Image: An international team of researchers was able to show that the three-dimensional Dirac material cadmium arsenide (blue-red cone) can multiply the frequency of a strong terahertz pulse (red line) by a factor of seven. The reason for this are the free electrons (red dots) in the cadmium arsenide, which are accelerated by the electrical field of the terahertz flash and, thus, in turn emit electromagnetic radiation.
Credit: HZDR / Sahneweiß / istockphoto.com, spainter_vfx
A new measuring method helps understand the physics of high-temperature superconductivity
From sustainable energy to quantum computers: high-temperature superconductors have the potential to revolutionize today’s technologies.

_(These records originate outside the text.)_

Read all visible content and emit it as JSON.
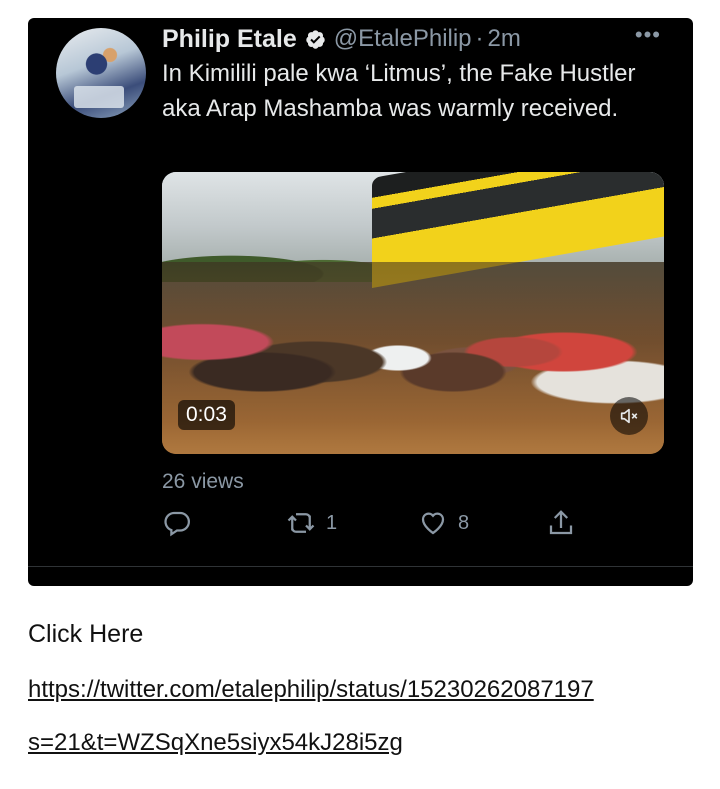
{
  "tweet": {
    "author_name": "Philip Etale",
    "handle": "@EtalePhilip",
    "separator": "·",
    "time": "2m",
    "more_label": "•••",
    "text": "In Kimilili pale kwa ‘Litmus’, the Fake Hustler aka Arap Mashamba was warmly received.",
    "video": {
      "duration": "0:03",
      "mute_icon": "muted-speaker-icon"
    },
    "views": "26 views",
    "actions": {
      "reply_icon": "reply-icon",
      "retweet_icon": "retweet-icon",
      "retweet_count": "1",
      "like_icon": "heart-icon",
      "like_count": "8",
      "share_icon": "share-icon"
    }
  },
  "page": {
    "click_here": "Click Here",
    "url_line1": "https://twitter.com/etalephilip/status/15230262087197",
    "url_line2": "s=21&t=WZSqXne5siyx54kJ28i5zg"
  },
  "colors": {
    "tweet_background": "#000000",
    "text_primary": "#e7e9ea",
    "text_secondary": "#8b98a5",
    "verified_badge": "#e7e9ea",
    "page_background": "#ffffff"
  }
}
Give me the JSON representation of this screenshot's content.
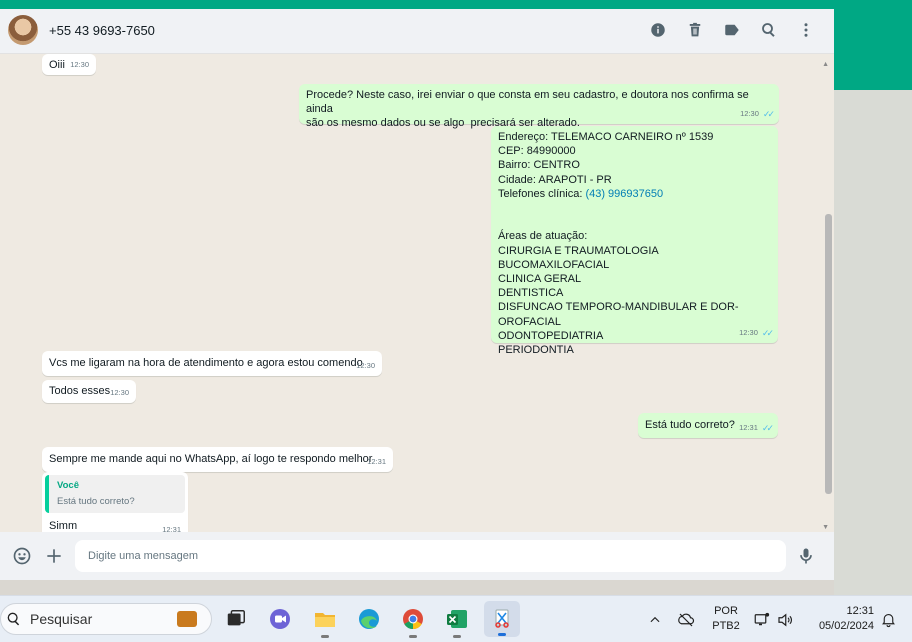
{
  "header": {
    "contact": "+55 43 9693-7650",
    "icons": [
      "info-icon",
      "trash-icon",
      "label-icon",
      "search-icon",
      "menu-icon"
    ]
  },
  "messages": [
    {
      "dir": "in",
      "text": "Oiii",
      "time": "12:30"
    },
    {
      "dir": "out",
      "text": "Procede? Neste caso, irei enviar o que consta em seu cadastro, e doutora nos confirma se ainda\nsão os mesmo dados ou se algo  precisará ser alterado.",
      "time": "12:30"
    },
    {
      "dir": "out",
      "lines_before_link": "Endereço: TELEMACO CARNEIRO nº 1539\nCEP: 84990000\nBairro: CENTRO\nCidade: ARAPOTI - PR\nTelefones clínica: ",
      "link": "(43) 996937650",
      "lines_after_link": "\n\n\nÁreas de atuação:\nCIRURGIA E TRAUMATOLOGIA BUCOMAXILOFACIAL\nCLINICA GERAL\nDENTISTICA\nDISFUNCAO TEMPORO-MANDIBULAR E DOR-OROFACIAL\nODONTOPEDIATRIA\nPERIODONTIA",
      "time": "12:30"
    },
    {
      "dir": "in",
      "text": "Vcs me ligaram na hora de atendimento e agora estou comendo",
      "time": "12:30"
    },
    {
      "dir": "in",
      "text": "Todos esses",
      "time": "12:30"
    },
    {
      "dir": "out",
      "text": "Está tudo correto?",
      "time": "12:31"
    },
    {
      "dir": "in",
      "text": "Sempre me mande aqui no WhatsApp, aí logo te respondo melhor",
      "time": "12:31"
    },
    {
      "dir": "in",
      "quote_author": "Você",
      "quote_text": "Está tudo correto?",
      "text": "Simm",
      "time": "12:31"
    }
  ],
  "composer": {
    "placeholder": "Digite uma mensagem"
  },
  "taskbar": {
    "search_label": "Pesquisar",
    "lang_line1": "POR",
    "lang_line2": "PTB2",
    "time": "12:31",
    "date": "05/02/2024"
  },
  "colors": {
    "accent": "#00a884",
    "outgoing_bubble": "#d9fdd3",
    "incoming_bubble": "#ffffff",
    "chat_bg": "#efeae2",
    "read_ticks": "#53bdeb",
    "link": "#027eb5"
  }
}
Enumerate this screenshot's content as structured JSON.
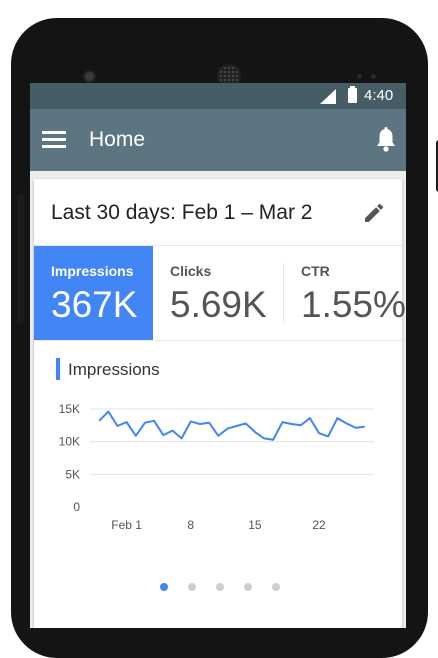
{
  "status_bar": {
    "time": "4:40"
  },
  "app_bar": {
    "title": "Home"
  },
  "card": {
    "date_range": "Last 30 days: Feb 1 – Mar 2",
    "metrics": [
      {
        "label": "Impressions",
        "value": "367K",
        "active": true
      },
      {
        "label": "Clicks",
        "value": "5.69K",
        "active": false
      },
      {
        "label": "CTR",
        "value": "1.55%",
        "active": false
      }
    ]
  },
  "chart_data": {
    "type": "line",
    "title": "Impressions",
    "y_ticks": [
      "0",
      "5K",
      "10K",
      "15K"
    ],
    "ylim": [
      0,
      15000
    ],
    "x_ticks": [
      {
        "day": 4,
        "label": "Feb 1"
      },
      {
        "day": 11,
        "label": "8"
      },
      {
        "day": 18,
        "label": "15"
      },
      {
        "day": 25,
        "label": "22"
      }
    ],
    "xlim": [
      0,
      31
    ],
    "grid": true,
    "series": [
      {
        "color": "#4285f4",
        "values": [
          13200,
          14600,
          12400,
          13000,
          10900,
          12900,
          13200,
          11000,
          11700,
          10500,
          13100,
          12700,
          12900,
          10900,
          12000,
          12400,
          12800,
          11500,
          10500,
          10300,
          13000,
          12700,
          12500,
          13600,
          11300,
          10800,
          13600,
          12800,
          12100,
          12300
        ]
      }
    ]
  },
  "pagination": {
    "count": 5,
    "active": 0
  }
}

Despite intensive research, however, we still lack the necessary basic understanding to develop these complex materials for widespread application. “Higgs spectroscopy” could bring about a watershed as it reveals the dynamics of paired electrons in superconductors. An international research consortium centered around the Helmholtz-Zentrum Dresden-Rossendorf (HZDR) and the Max Planck Institute for Solid State Research (MPI-FKF) is now presenting the new measuring method in the journal Nature Communications (DOI: 10.1038/s41467-020-15613-1). Remarkably, the dynamics also reveal typical precursors of superconductivity even above the critical temperature at which the materials investigated attain superconductivity.
Read more on the TELBE at HZDR website

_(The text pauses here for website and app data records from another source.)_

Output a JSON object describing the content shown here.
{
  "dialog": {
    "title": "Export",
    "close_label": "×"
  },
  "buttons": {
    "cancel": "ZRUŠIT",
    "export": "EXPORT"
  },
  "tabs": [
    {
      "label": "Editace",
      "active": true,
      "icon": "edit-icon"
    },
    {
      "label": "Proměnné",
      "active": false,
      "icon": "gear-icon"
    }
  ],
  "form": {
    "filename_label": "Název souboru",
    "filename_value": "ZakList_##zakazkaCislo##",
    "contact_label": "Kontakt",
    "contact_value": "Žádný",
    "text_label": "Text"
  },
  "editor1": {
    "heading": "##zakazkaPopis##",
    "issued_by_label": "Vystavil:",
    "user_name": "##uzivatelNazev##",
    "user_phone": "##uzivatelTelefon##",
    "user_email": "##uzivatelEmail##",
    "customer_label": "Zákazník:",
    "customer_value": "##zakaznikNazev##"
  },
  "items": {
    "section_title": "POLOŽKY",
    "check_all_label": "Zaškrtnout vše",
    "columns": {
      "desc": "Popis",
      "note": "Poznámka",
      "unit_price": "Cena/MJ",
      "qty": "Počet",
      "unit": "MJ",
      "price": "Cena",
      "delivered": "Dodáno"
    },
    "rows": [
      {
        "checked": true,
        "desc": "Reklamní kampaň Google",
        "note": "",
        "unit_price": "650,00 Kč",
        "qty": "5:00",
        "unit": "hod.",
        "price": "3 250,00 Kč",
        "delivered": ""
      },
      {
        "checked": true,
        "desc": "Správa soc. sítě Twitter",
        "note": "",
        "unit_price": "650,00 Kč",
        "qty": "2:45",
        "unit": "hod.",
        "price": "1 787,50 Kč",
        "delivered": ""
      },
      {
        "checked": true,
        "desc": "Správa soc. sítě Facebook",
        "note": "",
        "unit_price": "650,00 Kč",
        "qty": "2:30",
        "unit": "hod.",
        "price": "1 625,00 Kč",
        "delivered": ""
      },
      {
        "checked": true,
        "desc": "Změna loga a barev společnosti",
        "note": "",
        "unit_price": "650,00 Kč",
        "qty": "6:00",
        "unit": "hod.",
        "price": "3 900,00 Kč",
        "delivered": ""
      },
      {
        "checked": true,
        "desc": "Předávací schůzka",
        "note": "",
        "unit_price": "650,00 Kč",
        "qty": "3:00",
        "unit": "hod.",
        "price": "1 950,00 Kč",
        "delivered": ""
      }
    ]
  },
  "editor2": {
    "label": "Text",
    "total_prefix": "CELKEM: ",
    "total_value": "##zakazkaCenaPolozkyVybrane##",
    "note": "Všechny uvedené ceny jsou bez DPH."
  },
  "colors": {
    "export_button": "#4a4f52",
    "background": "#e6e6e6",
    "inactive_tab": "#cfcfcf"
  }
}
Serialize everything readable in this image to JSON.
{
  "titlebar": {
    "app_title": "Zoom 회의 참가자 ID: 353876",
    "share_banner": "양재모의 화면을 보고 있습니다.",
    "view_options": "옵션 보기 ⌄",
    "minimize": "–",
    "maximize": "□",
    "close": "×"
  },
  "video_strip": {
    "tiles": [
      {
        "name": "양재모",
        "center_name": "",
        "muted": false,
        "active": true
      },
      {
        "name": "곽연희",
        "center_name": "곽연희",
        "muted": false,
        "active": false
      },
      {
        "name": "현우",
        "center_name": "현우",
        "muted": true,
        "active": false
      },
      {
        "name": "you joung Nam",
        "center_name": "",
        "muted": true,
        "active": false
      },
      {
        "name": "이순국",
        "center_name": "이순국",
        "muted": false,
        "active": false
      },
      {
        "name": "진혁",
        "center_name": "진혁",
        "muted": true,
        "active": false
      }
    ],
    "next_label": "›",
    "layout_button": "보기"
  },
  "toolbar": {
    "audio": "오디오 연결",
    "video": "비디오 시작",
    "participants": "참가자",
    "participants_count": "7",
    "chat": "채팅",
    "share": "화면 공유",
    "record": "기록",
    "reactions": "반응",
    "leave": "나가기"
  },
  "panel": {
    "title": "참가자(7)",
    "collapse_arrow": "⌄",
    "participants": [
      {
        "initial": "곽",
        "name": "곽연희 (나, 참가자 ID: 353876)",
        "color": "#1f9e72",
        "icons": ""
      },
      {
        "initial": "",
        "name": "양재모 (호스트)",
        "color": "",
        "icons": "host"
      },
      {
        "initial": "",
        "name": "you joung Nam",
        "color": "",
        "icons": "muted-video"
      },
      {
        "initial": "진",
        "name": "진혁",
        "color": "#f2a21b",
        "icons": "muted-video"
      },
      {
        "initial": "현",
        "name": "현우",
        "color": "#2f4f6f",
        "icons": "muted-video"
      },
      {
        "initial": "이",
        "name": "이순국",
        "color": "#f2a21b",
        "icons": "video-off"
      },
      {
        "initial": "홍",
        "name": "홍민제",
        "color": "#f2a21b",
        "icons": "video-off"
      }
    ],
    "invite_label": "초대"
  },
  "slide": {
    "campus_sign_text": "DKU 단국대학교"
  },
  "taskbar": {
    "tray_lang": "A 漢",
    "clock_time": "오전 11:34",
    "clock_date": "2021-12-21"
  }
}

Image: Deciphering previously invisible dynamics in superconductors – Higgs spectroscopy could make this possible: Using cuprates, a high-temperature superconductor, as an example, an international team of researchers has been able to demonstrate the potential of the new measurement method. By applying a strong terahertz pulse (frequency ω), they stimulated and continuously maintained Higgs oscillations in the material (2ω). Driving the system resonant to the Eigenfrequency of the Higgs oscillations in turn leads to the generation of characteristic terahertz light with tripled frequency (3ω).
Research team develops a new principle to generate terahertz radiation

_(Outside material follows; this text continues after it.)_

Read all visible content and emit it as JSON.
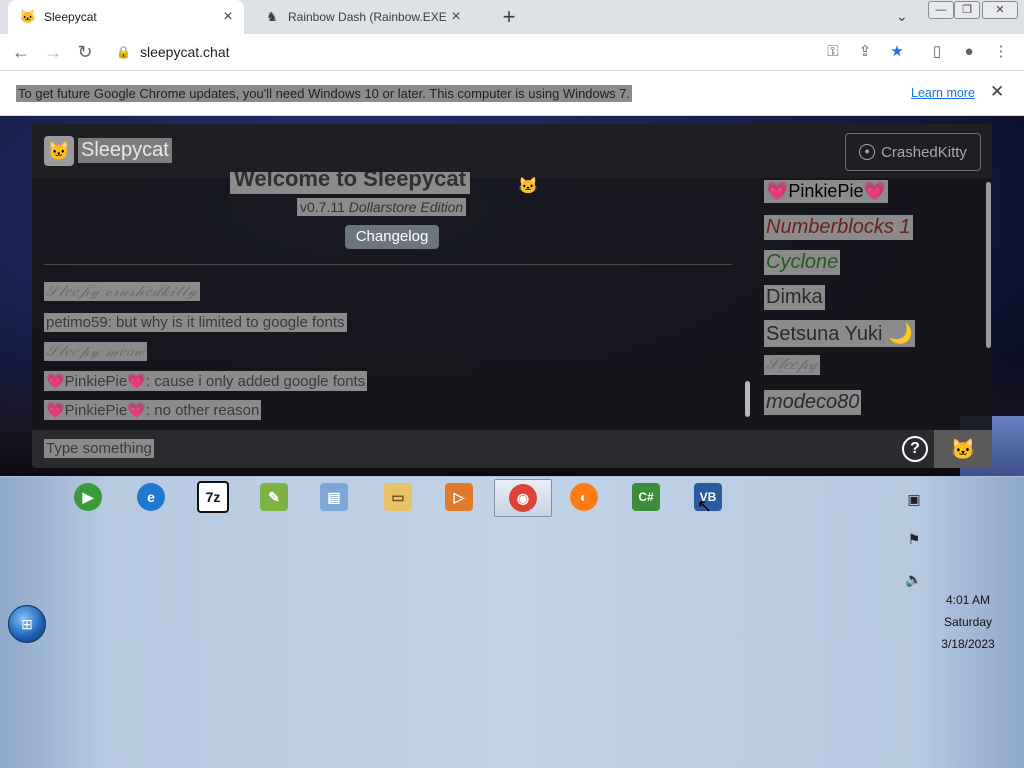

The “Landau-level laser” is an exciting concept for an unusual radiation source. It has the potential to efficiently generate so-called terahertz waves, which can be used to penetrate materials as well as for future data transmission. So far, however, nearly all attempts to make such a laser reality have failed. An international team of researchers has now taken an important step in the right direction: In the journal Nature Photonics (DOI: 10.1038/s41566-019-0496-1), they describe a material that generates terahertz waves by simply applying an electric current. Physicists from the German research center Helmholtz-Zentrum Dresden-Rossendorf (HZDR) played a significant role in this project.
Like light, terahertz waves are electromagnetic radiation, in a frequency range between microwaves and infrared radiation. Their properties are of great technological and scientific interest, as they allow fundamental researchers to study the oscillations of crystal lattices or the propagation of spin waves. Simultaneously “terahertz waves are of interest for technical applications because they can penetrate numerous substances that are otherwise opaque, such as clothing, plastics and paper,” Stephan Winnerl from HZDR’s Institute of Ion Beam Physics and Materials Research explains. Terahertz scanners are already used today for airport security checks, detecting whether passengers are concealing dangerous objects under their clothing – without having to resort to harmful X-rays.
>Read more on the FELBE at HZDR website
Image: An international research team has been able to show that it is relatively easy to generate terahertz waves with an alloy of mercury, cadmium and tellurium. To examine the behavior of the electrons in the material, the physicists use the free-electron laser FELBE at HZDR. Circularly polarized terahertz pulses (orange spiral) excite the electrons (red) from the lowest to the next higher energy level (parabolic shell). The energy gap of these so-called Landau levels can be adjusted with the help of a magnetic field. Credit : HZDR / Juniks